> **Exercise**
Copy out the records precisely, omitting pictures.

(App and web page records)
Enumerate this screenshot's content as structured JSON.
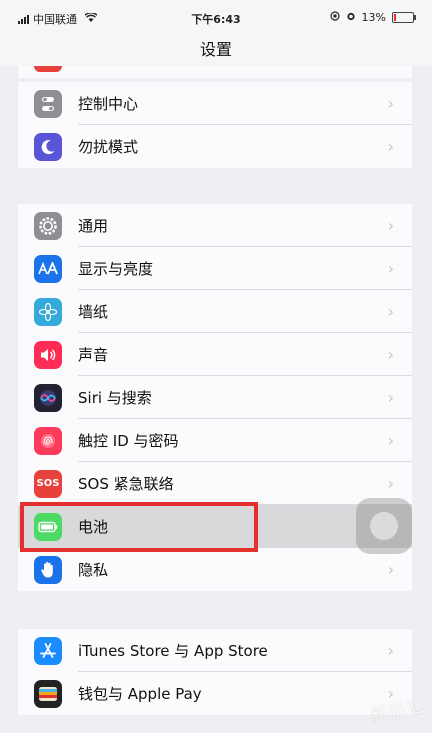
{
  "status_bar": {
    "carrier": "中国联通",
    "time": "下午6:43",
    "battery_percent": "13%",
    "battery_level": 0.13,
    "battery_color": "#e2312d"
  },
  "nav": {
    "title": "设置"
  },
  "groups": [
    {
      "items": [
        {
          "label": "控制中心",
          "icon": "control-center-icon",
          "icon_color": "#8e8e93"
        },
        {
          "label": "勿扰模式",
          "icon": "moon-icon",
          "icon_color": "#5856d6"
        }
      ]
    },
    {
      "items": [
        {
          "label": "通用",
          "icon": "gear-icon",
          "icon_color": "#8e8e93"
        },
        {
          "label": "显示与亮度",
          "icon": "aa-icon",
          "icon_color": "#1a73e8"
        },
        {
          "label": "墙纸",
          "icon": "flower-icon",
          "icon_color": "#34aadc"
        },
        {
          "label": "声音",
          "icon": "speaker-icon",
          "icon_color": "#ff2d55"
        },
        {
          "label": "Siri 与搜索",
          "icon": "siri-icon",
          "icon_color": "#222233"
        },
        {
          "label": "触控 ID 与密码",
          "icon": "fingerprint-icon",
          "icon_color": "#ff3b5c"
        },
        {
          "label": "SOS 紧急联络",
          "icon": "sos-icon",
          "icon_color": "#e8403a",
          "icon_text": "SOS"
        },
        {
          "label": "电池",
          "icon": "battery-icon",
          "icon_color": "#4cd964",
          "highlighted": true
        },
        {
          "label": "隐私",
          "icon": "hand-icon",
          "icon_color": "#1a73e8"
        }
      ]
    },
    {
      "items": [
        {
          "label": "iTunes Store 与 App Store",
          "icon": "app-store-icon",
          "icon_color": "#1a8cff"
        },
        {
          "label": "钱包与 Apple Pay",
          "icon": "wallet-icon",
          "icon_color": "#222222"
        }
      ]
    }
  ],
  "watermark": "新机汇"
}
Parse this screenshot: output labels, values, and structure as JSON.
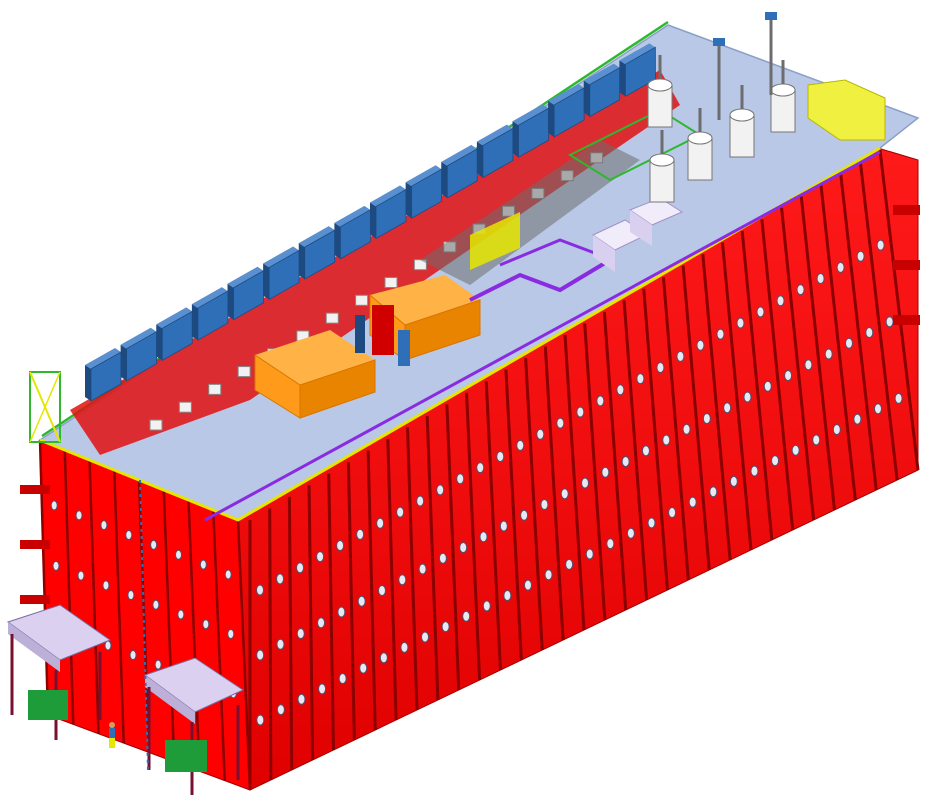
{
  "figure": {
    "kind": "isometric-3d-model",
    "background": "#ffffff"
  },
  "colors": {
    "frame_red": "#ff0000",
    "frame_red_dark": "#c80000",
    "frame_red_shadow": "#8c0000",
    "roof_deck": "#b8c8e6",
    "roof_deck_edge": "#8aa0c8",
    "equipment_blue": "#2f6fb8",
    "equipment_blue_dark": "#1d4a80",
    "enclosure_orange": "#ff9a1a",
    "enclosure_orange_dark": "#d97500",
    "railing_yellow": "#e6e600",
    "railing_green": "#2db82d",
    "pipe_purple": "#8a2be2",
    "tank_white": "#f2f2f2",
    "gray_steel": "#6d6d6d",
    "window_lilac": "#c9b8e8",
    "canopy_lilac": "#dcd0f0",
    "pump_green": "#1e9c3a",
    "porthole_white": "#e8e8f0"
  },
  "icons": [
    "cooling-unit-icon",
    "storage-tank-icon",
    "porthole-icon",
    "stair-tower-icon",
    "loading-canopy-icon",
    "human-figure-icon"
  ]
}
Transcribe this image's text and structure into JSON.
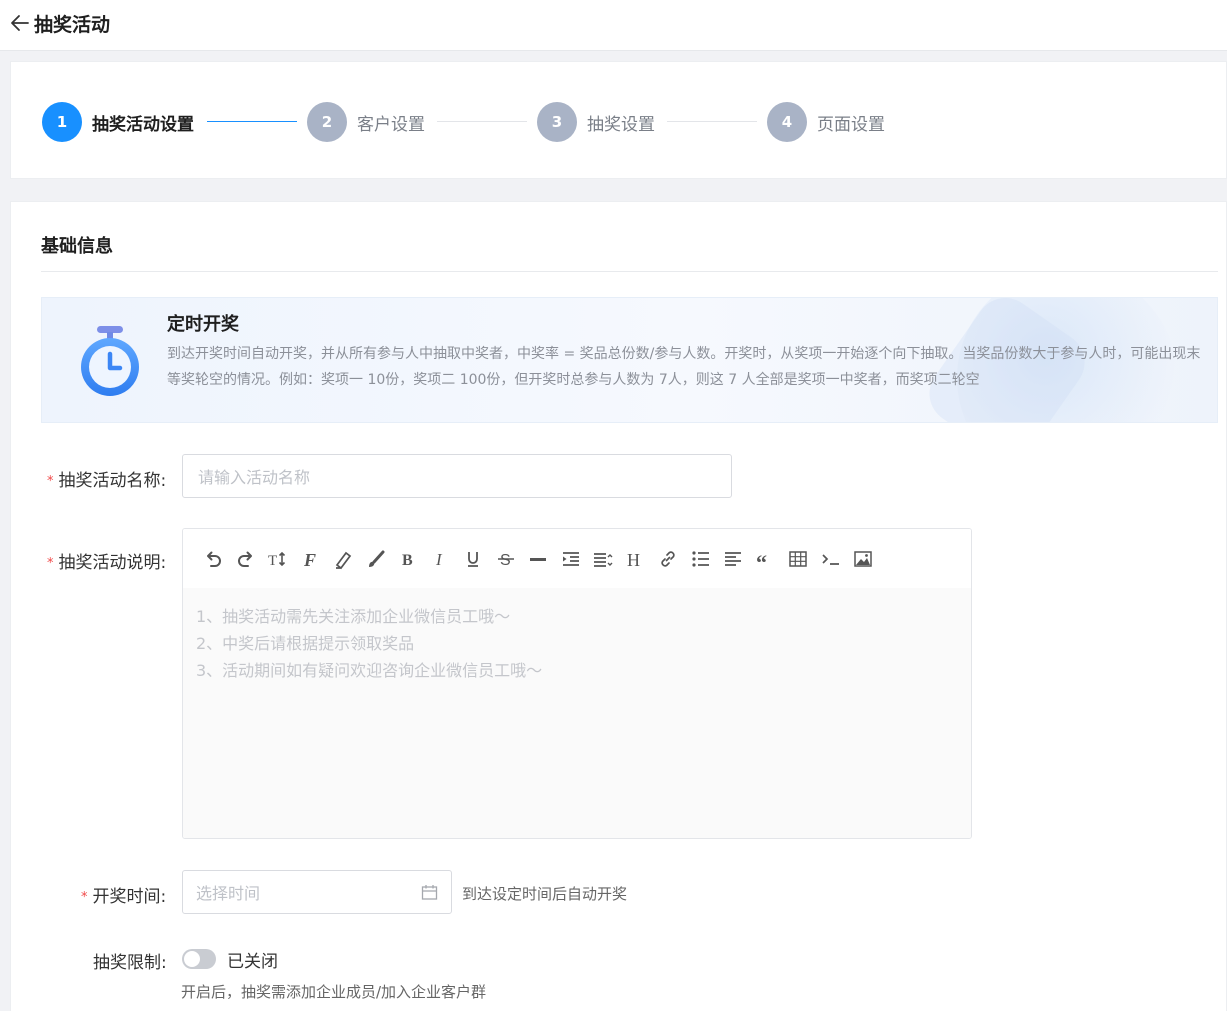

> **Solution to the problem**
Enumerate this screenshot's content as structured JSON.
{
  "status_bar": {
    "carrier": "中国联通",
    "time": "下午6:43",
    "battery_percent": "13%",
    "battery_level": 0.13,
    "battery_color": "#e2312d"
  },
  "nav": {
    "title": "设置"
  },
  "groups": [
    {
      "items": [
        {
          "label": "控制中心",
          "icon": "control-center-icon",
          "icon_color": "#8e8e93"
        },
        {
          "label": "勿扰模式",
          "icon": "moon-icon",
          "icon_color": "#5856d6"
        }
      ]
    },
    {
      "items": [
        {
          "label": "通用",
          "icon": "gear-icon",
          "icon_color": "#8e8e93"
        },
        {
          "label": "显示与亮度",
          "icon": "aa-icon",
          "icon_color": "#1a73e8"
        },
        {
          "label": "墙纸",
          "icon": "flower-icon",
          "icon_color": "#34aadc"
        },
        {
          "label": "声音",
          "icon": "speaker-icon",
          "icon_color": "#ff2d55"
        },
        {
          "label": "Siri 与搜索",
          "icon": "siri-icon",
          "icon_color": "#222233"
        },
        {
          "label": "触控 ID 与密码",
          "icon": "fingerprint-icon",
          "icon_color": "#ff3b5c"
        },
        {
          "label": "SOS 紧急联络",
          "icon": "sos-icon",
          "icon_color": "#e8403a",
          "icon_text": "SOS"
        },
        {
          "label": "电池",
          "icon": "battery-icon",
          "icon_color": "#4cd964",
          "highlighted": true
        },
        {
          "label": "隐私",
          "icon": "hand-icon",
          "icon_color": "#1a73e8"
        }
      ]
    },
    {
      "items": [
        {
          "label": "iTunes Store 与 App Store",
          "icon": "app-store-icon",
          "icon_color": "#1a8cff"
        },
        {
          "label": "钱包与 Apple Pay",
          "icon": "wallet-icon",
          "icon_color": "#222222"
        }
      ]
    }
  ],
  "watermark": "新机汇"
}
Parse this screenshot: output labels, values, and structure as JSON.
{
  "figure": {
    "kind": "isometric-3d-model",
    "background": "#ffffff"
  },
  "colors": {
    "frame_red": "#ff0000",
    "frame_red_dark": "#c80000",
    "frame_red_shadow": "#8c0000",
    "roof_deck": "#b8c8e6",
    "roof_deck_edge": "#8aa0c8",
    "equipment_blue": "#2f6fb8",
    "equipment_blue_dark": "#1d4a80",
    "enclosure_orange": "#ff9a1a",
    "enclosure_orange_dark": "#d97500",
    "railing_yellow": "#e6e600",
    "railing_green": "#2db82d",
    "pipe_purple": "#8a2be2",
    "tank_white": "#f2f2f2",
    "gray_steel": "#6d6d6d",
    "window_lilac": "#c9b8e8",
    "canopy_lilac": "#dcd0f0",
    "pump_green": "#1e9c3a",
    "porthole_white": "#e8e8f0"
  },
  "icons": [
    "cooling-unit-icon",
    "storage-tank-icon",
    "porthole-icon",
    "stair-tower-icon",
    "loading-canopy-icon",
    "human-figure-icon"
  ]
}
Transcribe this image's text and structure into JSON.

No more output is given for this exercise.